Cash-strapped aid agencies are scrambling to respond to an escalating humanitarian crisis after Islamist militants seized control of Mosul, Iraq’s second-largest city, forcing an estimated half a million people to flee towards the semi-autonomous region of Kurdistan in the space of days.

Humanitarian actors, who are already supporting some 220,000 Syrian refugees in Kurdistan, have been warning for months that the violence could spread from Anbar, and that their funding was running dangerously low.

The United Nations Assistance Mission for Iraq (UNAMI) said it had received varying accounts about how many people have been displaced from Mosul and other violence-hit areas in the last week, but the International Organization for Migration estimated as many as 500,000 had been displaced in just a few days.

Short of funds

In an 11 June report UNAMI noted: “Most of the UN agencies do not have funds to continue to provide life-saving humanitarian assistance,” and called on donors to “provide the necessary funding”.

“Our financial resources have already been spread very thin because of the whole situation in Anbar, and our ongoing support to Syrian Refugees,” Michael Bates, Iraq country director for the Danish Refugee Council, said.

“For some time we have been pushing donors to get involved because already what we could cover for Anbar was minute in comparison to the needs, but now we are [possibly] looking at a million displaced people.
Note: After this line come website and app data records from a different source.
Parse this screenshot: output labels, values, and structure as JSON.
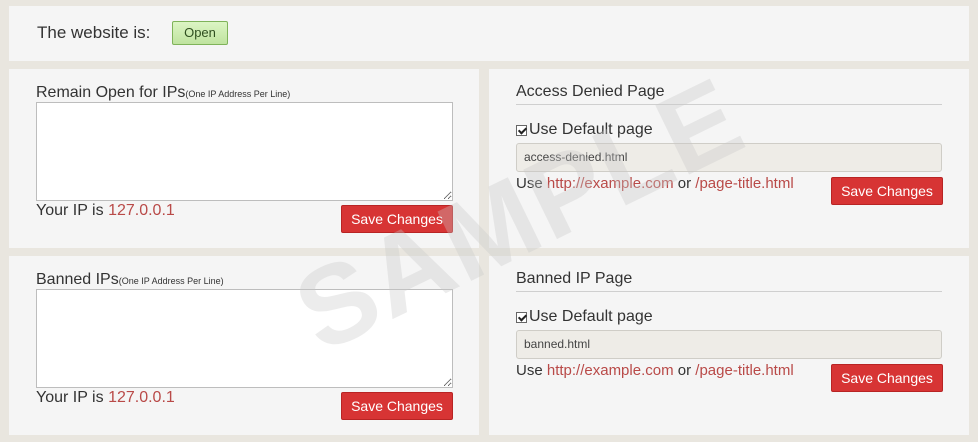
{
  "status": {
    "label": "The website is:",
    "button_label": "Open"
  },
  "remain_open": {
    "title": "Remain Open for IPs",
    "subtitle": "(One IP Address Per Line)",
    "textarea_value": "",
    "your_ip_label": "Your IP is",
    "your_ip_value": "127.0.0.1",
    "save_label": "Save Changes"
  },
  "banned_ips": {
    "title": "Banned IPs",
    "subtitle": "(One IP Address Per Line)",
    "textarea_value": "",
    "your_ip_label": "Your IP is",
    "your_ip_value": "127.0.0.1",
    "save_label": "Save Changes"
  },
  "access_denied": {
    "heading": "Access Denied Page",
    "checkbox_label": "Use Default page",
    "checkbox_checked": true,
    "input_value": "access-denied.html",
    "use_text": "Use",
    "link1": "http://example.com",
    "or_text": "or",
    "link2": "/page-title.html",
    "save_label": "Save Changes"
  },
  "banned_page": {
    "heading": "Banned IP Page",
    "checkbox_label": "Use Default page",
    "checkbox_checked": true,
    "input_value": "banned.html",
    "use_text": "Use",
    "link1": "http://example.com",
    "or_text": "or",
    "link2": "/page-title.html",
    "save_label": "Save Changes"
  },
  "watermark": "SAMPLE",
  "colors": {
    "background": "#e9e6df",
    "panel": "#f5f5f5",
    "accent_red": "#d73434",
    "link_red": "#b94a48",
    "open_green": "#c8eaa8"
  }
}
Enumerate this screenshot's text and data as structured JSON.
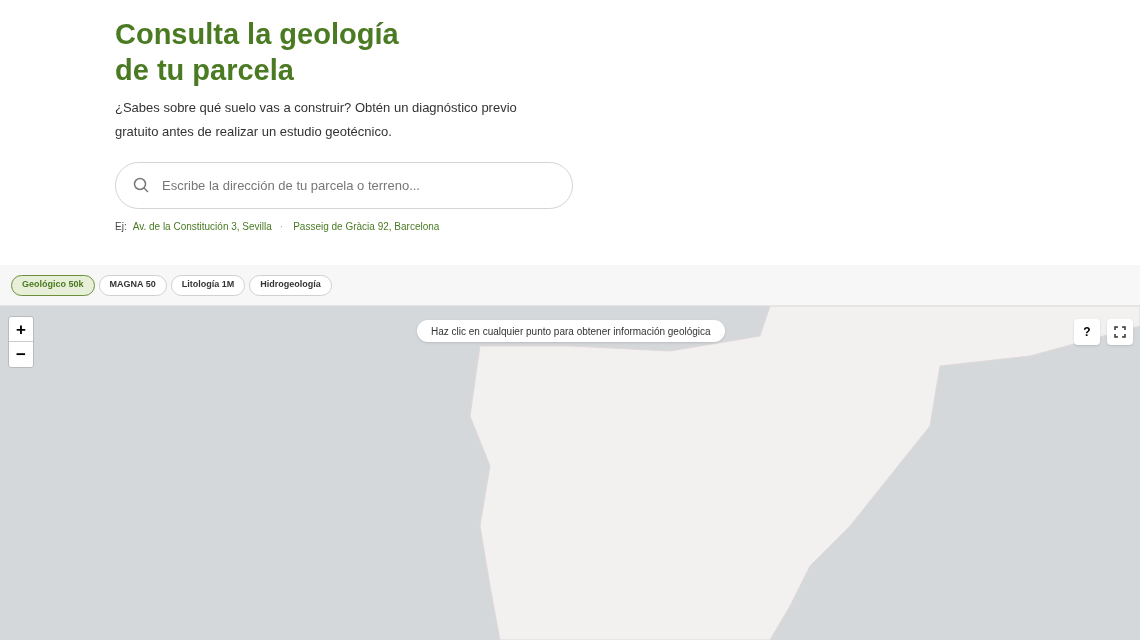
{
  "hero": {
    "title_lines": [
      "Consulta la geología",
      "de tu parcela"
    ],
    "subtitle": "¿Sabes sobre qué suelo vas a construir? Obtén un diagnóstico previo gratuito antes de realizar un estudio geotécnico.",
    "search": {
      "placeholder": "Escribe la dirección de tu parcela o terreno..."
    },
    "examples_label": "Ej:",
    "separator": "·",
    "examples": [
      "Av. de la Constitución 3, Sevilla",
      "Passeig de Gràcia 92, Barcelona"
    ]
  },
  "layers": [
    {
      "label": "Geológico 50k",
      "selected": true
    },
    {
      "label": "MAGNA 50",
      "selected": false
    },
    {
      "label": "Litología 1M",
      "selected": false
    },
    {
      "label": "Hidrogeología",
      "selected": false
    }
  ],
  "map": {
    "hint": "Haz clic en cualquier punto para obtener información geológica",
    "zoom_in": "+",
    "zoom_out": "−",
    "help": "?"
  }
}
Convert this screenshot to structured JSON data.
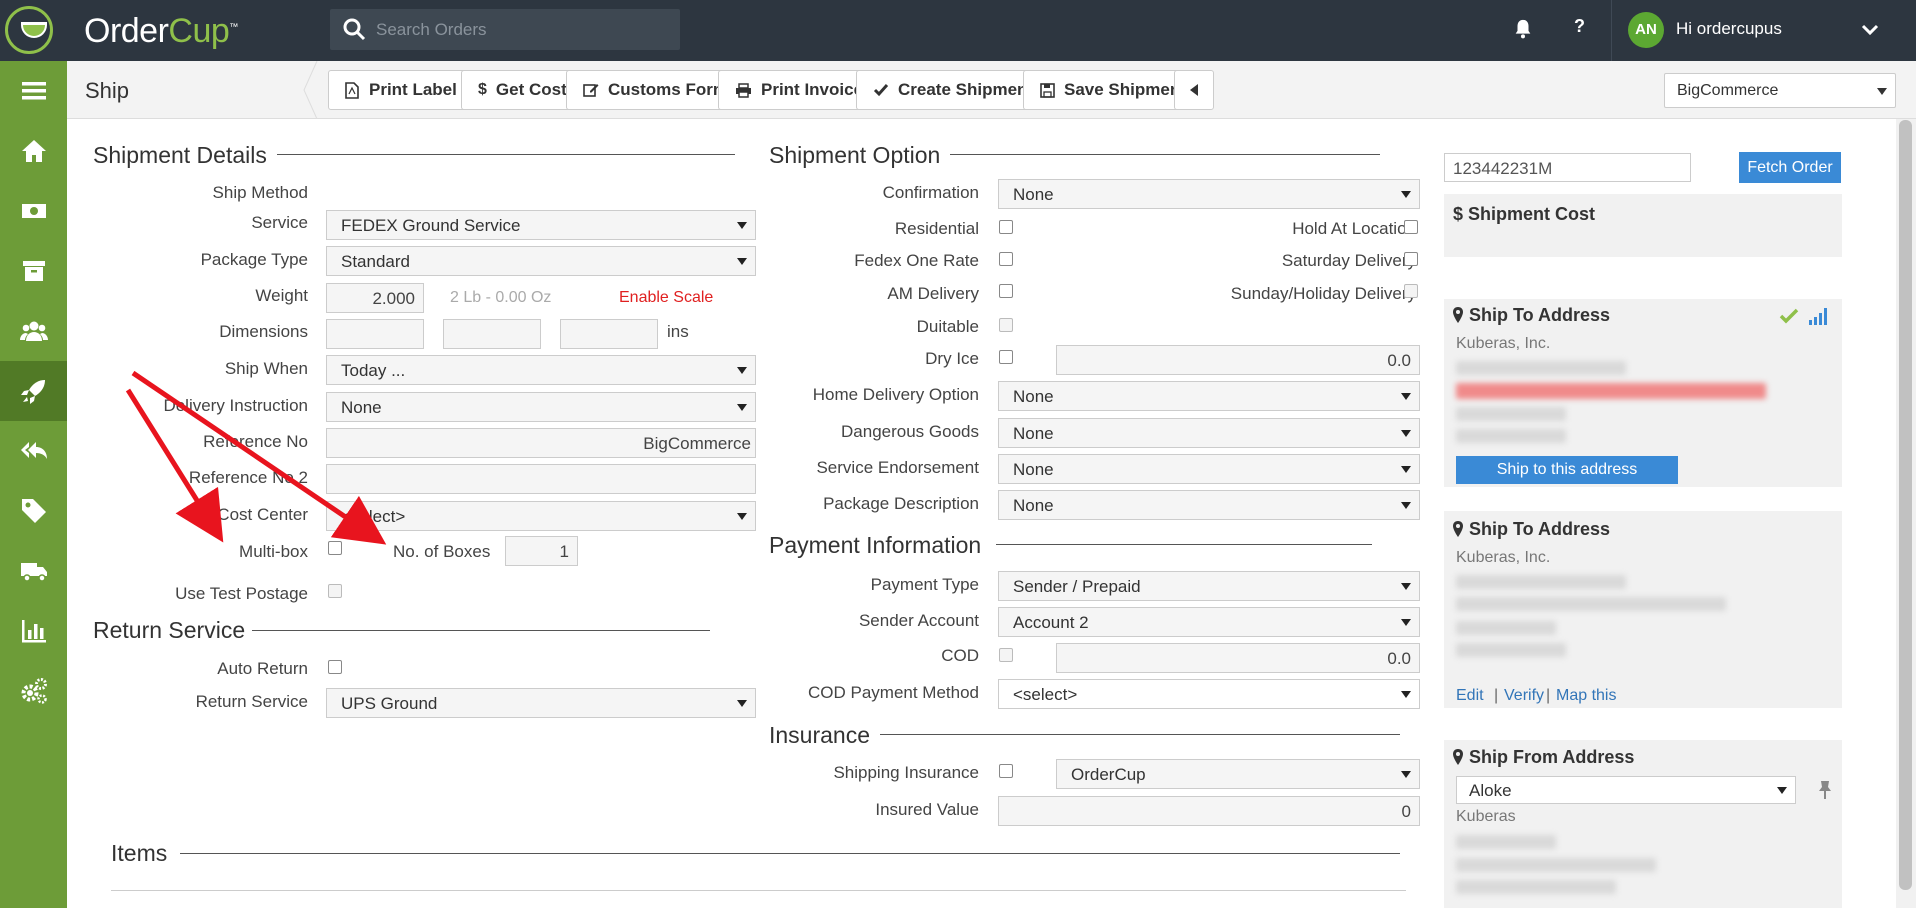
{
  "app": {
    "name_part1": "Order",
    "name_part2": "Cup",
    "tm": "™"
  },
  "search": {
    "placeholder": "Search Orders"
  },
  "header": {
    "help": "?",
    "avatar_initials": "AN",
    "greeting": "Hi ordercupus"
  },
  "sidebar": {
    "items": [
      "menu-icon",
      "home-icon",
      "money-icon",
      "archive-icon",
      "users-icon",
      "rocket-icon",
      "reply-all-icon",
      "tag-icon",
      "truck-icon",
      "bar-chart-icon",
      "gears-icon"
    ],
    "active_index": 5,
    "color": "#6d9c38"
  },
  "page": {
    "title": "Ship"
  },
  "toolbar": {
    "print_label": "Print Label",
    "get_cost": "Get Cost",
    "customs_form": "Customs Form",
    "print_invoice": "Print Invoice",
    "create_shipment": "Create Shipment",
    "save_shipment": "Save Shipment",
    "store": "BigCommerce"
  },
  "shipment_details": {
    "title": "Shipment Details",
    "ship_method_label": "Ship Method",
    "service_label": "Service",
    "service_value": "FEDEX Ground Service",
    "package_type_label": "Package Type",
    "package_type_value": "Standard",
    "weight_label": "Weight",
    "weight_value": "2.000",
    "weight_hint": "2 Lb - 0.00 Oz",
    "enable_scale": "Enable Scale",
    "dimensions_label": "Dimensions",
    "dimensions_unit": "ins",
    "ship_when_label": "Ship When",
    "ship_when_value": "Today ...",
    "delivery_instruction_label": "Delivery Instruction",
    "delivery_instruction_value": "None",
    "reference_no_label": "Reference No",
    "reference_no_value": "BigCommerce",
    "reference_no2_label": "Reference No 2",
    "cost_center_label": "Cost Center",
    "cost_center_value": "<select>",
    "multibox_label": "Multi-box",
    "no_of_boxes_label": "No. of Boxes",
    "no_of_boxes_value": "1",
    "use_test_postage_label": "Use Test Postage"
  },
  "return_service": {
    "title": "Return Service",
    "auto_return_label": "Auto Return",
    "return_service_label": "Return Service",
    "return_service_value": "UPS Ground"
  },
  "shipment_option": {
    "title": "Shipment Option",
    "confirmation_label": "Confirmation",
    "confirmation_value": "None",
    "residential_label": "Residential",
    "hold_at_location_label": "Hold At Location",
    "fedex_one_rate_label": "Fedex One Rate",
    "saturday_delivery_label": "Saturday Delivery",
    "am_delivery_label": "AM Delivery",
    "sunday_holiday_label": "Sunday/Holiday Delivery",
    "duitable_label": "Duitable",
    "dry_ice_label": "Dry Ice",
    "dry_ice_value": "0.0",
    "home_delivery_label": "Home Delivery Option",
    "home_delivery_value": "None",
    "dangerous_goods_label": "Dangerous Goods",
    "dangerous_goods_value": "None",
    "service_endorsement_label": "Service Endorsement",
    "service_endorsement_value": "None",
    "package_description_label": "Package Description",
    "package_description_value": "None"
  },
  "payment": {
    "title": "Payment Information",
    "payment_type_label": "Payment Type",
    "payment_type_value": "Sender / Prepaid",
    "sender_account_label": "Sender Account",
    "sender_account_value": "Account 2",
    "cod_label": "COD",
    "cod_value": "0.0",
    "cod_method_label": "COD Payment Method",
    "cod_method_value": "<select>"
  },
  "insurance": {
    "title": "Insurance",
    "shipping_insurance_label": "Shipping Insurance",
    "shipping_insurance_value": "OrderCup",
    "insured_value_label": "Insured Value",
    "insured_value_value": "0"
  },
  "items": {
    "title": "Items"
  },
  "right": {
    "order_no": "123442231M",
    "fetch_order": "Fetch Order",
    "shipment_cost_title": "$ Shipment Cost",
    "ship_to_title": "Ship To Address",
    "ship_to_company": "Kuberas, Inc.",
    "ship_to_this": "Ship to this address",
    "ship_to2_title": "Ship To Address",
    "ship_to2_company": "Kuberas, Inc.",
    "edit": "Edit",
    "verify": "Verify",
    "map_this": "Map this",
    "sep": "|",
    "ship_from_title": "Ship From Address",
    "ship_from_value": "Aloke",
    "ship_from_company": "Kuberas"
  },
  "colors": {
    "topbar": "#2d3640",
    "sidebar": "#6d9c38",
    "accent_green": "#8fc04a",
    "link_blue": "#3275b8",
    "button_blue": "#3a8ad6",
    "error_red": "#e02020"
  }
}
I don’t see where this ends,” he added.

Aram Shakaram, Acting Country Director of Save the Children in Iraq, in a statement said the mass exodus from Mosul was “one of the largest and swiftest mass movements of people in the world in recent memory”, and also called for more funding by the international community.

Aid teams in the area report that several thousand people from Mosul have already entered the Kurdish provinces of Erbil and Dohuk, but most are in long queues on the other side of border, with limited access to food, water and shelter.